What is required: Please print nothing but the lines from the one containing "Decode this image" to the final line below, exactly, and no pictures.

Source material:

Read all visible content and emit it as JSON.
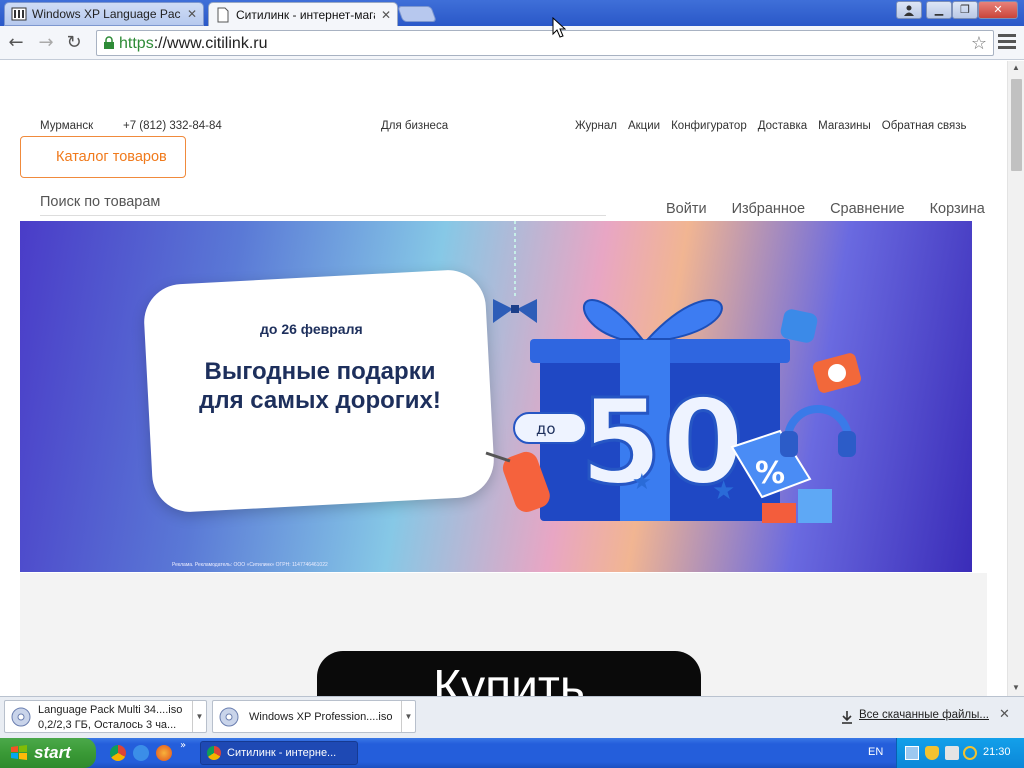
{
  "browser": {
    "tabs": [
      {
        "label": "Windows XP Language Pack",
        "active": false,
        "icon": "archive-icon"
      },
      {
        "label": "Ситилинк - интернет-магаз",
        "active": true,
        "icon": "page-icon"
      }
    ],
    "url_scheme": "https",
    "url_rest": "://www.citilink.ru"
  },
  "site": {
    "city": "Мурманск",
    "phone": "+7 (812) 332-84-84",
    "business": "Для бизнеса",
    "top_links": [
      "Журнал",
      "Акции",
      "Конфигуратор",
      "Доставка",
      "Магазины",
      "Обратная связь"
    ],
    "catalog_button": "Каталог товаров",
    "search_placeholder": "Поиск по товарам",
    "user_links": [
      "Войти",
      "Избранное",
      "Сравнение",
      "Корзина"
    ],
    "banner": {
      "date": "до 26 февраля",
      "headline_1": "Выгодные подарки",
      "headline_2": "для самых дорогих!",
      "badge_prefix": "до",
      "badge_number": "50",
      "badge_percent": "%",
      "legal": "Реклама. Рекламодатель: ООО «Ситилинк» ОГРН: 1147746461022"
    },
    "buy_button": "Купить"
  },
  "downloads": {
    "items": [
      {
        "name": "Language Pack Multi 34....iso",
        "status": "0,2/2,3 ГБ, Осталось 3 ча..."
      },
      {
        "name": "Windows XP Profession....iso",
        "status": ""
      }
    ],
    "all_link": "Все скачанные файлы..."
  },
  "taskbar": {
    "start": "start",
    "task_label": "Ситилинк - интерне...",
    "language": "EN",
    "clock": "21:30"
  }
}
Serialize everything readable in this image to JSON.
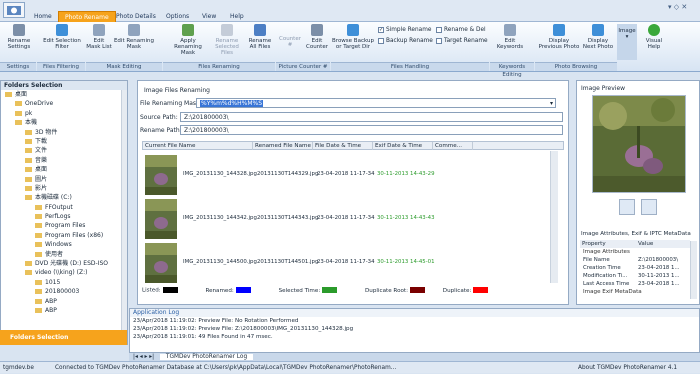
{
  "tabs": {
    "home": "Home",
    "photo_rename": "Photo Rename",
    "photo_details": "Photo Details",
    "options": "Options",
    "view": "View",
    "help": "Help"
  },
  "ribbon": {
    "rename_settings": "Rename\nSettings",
    "edit_selection_filter": "Edit Selection\nFilter",
    "edit_mask_list": "Edit\nMask List",
    "edit_renaming_mask": "Edit Renaming\nMask",
    "apply_renaming_mask": "Apply\nRenaming Mask",
    "rename_selected_files": "Rename\nSelected Files",
    "rename_all_files": "Rename\nAll Files",
    "counter": "Counter #",
    "edit_counter": "Edit\nCounter",
    "browse_backup": "Browse Backup\nor Target Dir",
    "simple_rename": "Simple Rename",
    "rename_del": "Rename & Del",
    "backup_rename": "Backup Rename",
    "target_rename": "Target Rename",
    "edit_keywords": "Edit\nKeywords",
    "display_previous": "Display\nPrevious Photo",
    "display_next": "Display\nNext Photo",
    "image": "Image",
    "visual_help": "Visual\nHelp"
  },
  "groups": {
    "settings": "Settings",
    "files_filtering": "Files Filtering",
    "mask_editing": "Mask Editing",
    "files_renaming": "Files Renaming",
    "picture_counter": "Picture Counter #",
    "files_handling": "Files Handling",
    "keywords_editing": "Keywords Editing",
    "photo_browsing": "Photo Browsing"
  },
  "folders": {
    "title": "Folders Selection",
    "items": [
      {
        "label": "桌面",
        "indent": 0
      },
      {
        "label": "OneDrive",
        "indent": 1
      },
      {
        "label": "pk",
        "indent": 1
      },
      {
        "label": "本機",
        "indent": 1
      },
      {
        "label": "3D 物件",
        "indent": 2
      },
      {
        "label": "下載",
        "indent": 2
      },
      {
        "label": "文件",
        "indent": 2
      },
      {
        "label": "音樂",
        "indent": 2
      },
      {
        "label": "桌面",
        "indent": 2
      },
      {
        "label": "圖片",
        "indent": 2
      },
      {
        "label": "影片",
        "indent": 2
      },
      {
        "label": "本機磁碟 (C:)",
        "indent": 2
      },
      {
        "label": "FFOutput",
        "indent": 3
      },
      {
        "label": "PerfLogs",
        "indent": 3
      },
      {
        "label": "Program Files",
        "indent": 3
      },
      {
        "label": "Program Files (x86)",
        "indent": 3
      },
      {
        "label": "Windows",
        "indent": 3
      },
      {
        "label": "使用者",
        "indent": 3
      },
      {
        "label": "DVD 光碟機 (D:) ESD-ISO",
        "indent": 2
      },
      {
        "label": "video (\\\\king) (Z:)",
        "indent": 2
      },
      {
        "label": "1015",
        "indent": 3
      },
      {
        "label": "201800003",
        "indent": 3
      },
      {
        "label": "ABP",
        "indent": 3
      },
      {
        "label": "ABP",
        "indent": 3
      }
    ],
    "button": "Folders Selection"
  },
  "renaming": {
    "title": "Image Files Renaming",
    "mask_label": "File Renaming Mask:",
    "mask_value": "%Y%m%d%H%M%S",
    "source_label": "Source Path:",
    "source_value": "Z:\\201800003\\",
    "rename_label": "Rename Path:",
    "rename_value": "Z:\\201800003\\"
  },
  "file_table": {
    "headers": [
      "Current File Name",
      "Renamed File Name",
      "File Date & Time",
      "Exif Date & Time",
      "Comme..."
    ],
    "rows": [
      [
        "IMG_20131130_144328.jpg",
        "20131130T144329.jpg",
        "23-04-2018 11-17-34",
        "30-11-2013 14-43-29",
        ""
      ],
      [
        "IMG_20131130_144342.jpg",
        "20131130T144343.jpg",
        "23-04-2018 11-17-34",
        "30-11-2013 14-43-43",
        ""
      ],
      [
        "IMG_20131130_144500.jpg",
        "20131130T144501.jpg",
        "23-04-2018 11-17-34",
        "30-11-2013 14-45-01",
        ""
      ]
    ]
  },
  "legend": {
    "listed": "Listed:",
    "renamed": "Renamed:",
    "selected_time": "Selected Time:",
    "duplicate_root": "Duplicate Root:",
    "duplicate": "Duplicate:"
  },
  "colors": {
    "listed": "#000000",
    "renamed": "#0000ff",
    "selected_time": "#2b9b2b",
    "duplicate_root": "#7a0000",
    "duplicate": "#ff0000",
    "accent": "#f6a31c"
  },
  "preview": {
    "title": "Image Preview"
  },
  "metadata": {
    "title": "Image Attributes, Exif & IPTC MetaData",
    "headers": [
      "Property",
      "Value"
    ],
    "section1": "Image Attributes",
    "rows": [
      [
        "File Name",
        "Z:\\201800003\\"
      ],
      [
        "Creation Time",
        "23-04-2018 1..."
      ],
      [
        "Modification Ti...",
        "30-11-2013 1..."
      ],
      [
        "Last Access Time",
        "23-04-2018 1..."
      ]
    ],
    "section2": "Image Exif MetaData"
  },
  "applog": {
    "title": "Application Log",
    "lines": [
      "23/Apr/2018 11:19:02: Preview File: No Rotation Performed",
      "23/Apr/2018 11:19:02: Preview File: Z:\\201800003\\IMG_20131130_144328.jpg",
      "23/Apr/2018 11:19:01: 49 Files Found in 47 msec."
    ],
    "tab": "TGMDev PhotoRenamer Log"
  },
  "status": {
    "left": "tgmdev.be",
    "message": "Connected to TGMDev PhotoRenamer Database at C:\\Users\\pk\\AppData\\Local\\TGMDev PhotoRenamer\\PhotoRenam...",
    "about": "About TGMDev PhotoRenamer 4.1"
  }
}
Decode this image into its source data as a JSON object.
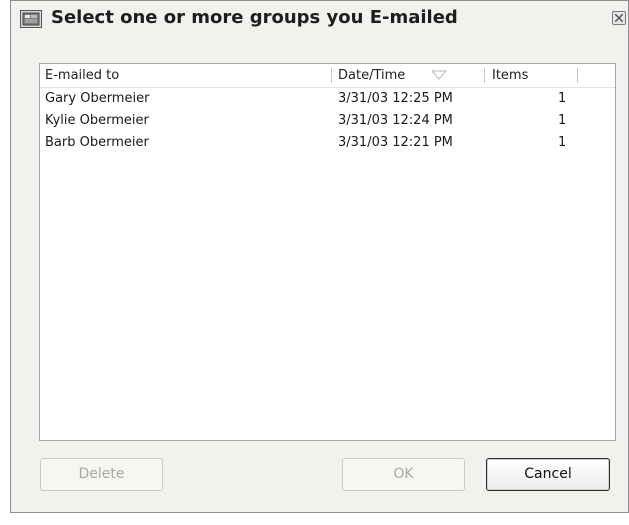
{
  "dialog": {
    "title": "Select one or more groups you E-mailed",
    "icon": "dialog-app-icon"
  },
  "list": {
    "columns": [
      {
        "label": "E-mailed to"
      },
      {
        "label": "Date/Time",
        "sorted": true
      },
      {
        "label": "Items"
      }
    ],
    "rows": [
      {
        "name": "Gary Obermeier",
        "datetime": "3/31/03 12:25 PM",
        "items": "1"
      },
      {
        "name": "Kylie Obermeier",
        "datetime": "3/31/03 12:24 PM",
        "items": "1"
      },
      {
        "name": "Barb Obermeier",
        "datetime": "3/31/03 12:21 PM",
        "items": "1"
      }
    ]
  },
  "buttons": {
    "delete": {
      "label": "Delete",
      "enabled": false
    },
    "ok": {
      "label": "OK",
      "enabled": false
    },
    "cancel": {
      "label": "Cancel",
      "enabled": true
    }
  }
}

Output of the task:
Decode this image into its source data as a JSON object.
{
  "dialog": {
    "title": "Select one or more groups you E-mailed",
    "icon": "dialog-app-icon"
  },
  "list": {
    "columns": [
      {
        "label": "E-mailed to"
      },
      {
        "label": "Date/Time",
        "sorted": true
      },
      {
        "label": "Items"
      }
    ],
    "rows": [
      {
        "name": "Gary Obermeier",
        "datetime": "3/31/03 12:25 PM",
        "items": "1"
      },
      {
        "name": "Kylie Obermeier",
        "datetime": "3/31/03 12:24 PM",
        "items": "1"
      },
      {
        "name": "Barb Obermeier",
        "datetime": "3/31/03 12:21 PM",
        "items": "1"
      }
    ]
  },
  "buttons": {
    "delete": {
      "label": "Delete",
      "enabled": false
    },
    "ok": {
      "label": "OK",
      "enabled": false
    },
    "cancel": {
      "label": "Cancel",
      "enabled": true
    }
  }
}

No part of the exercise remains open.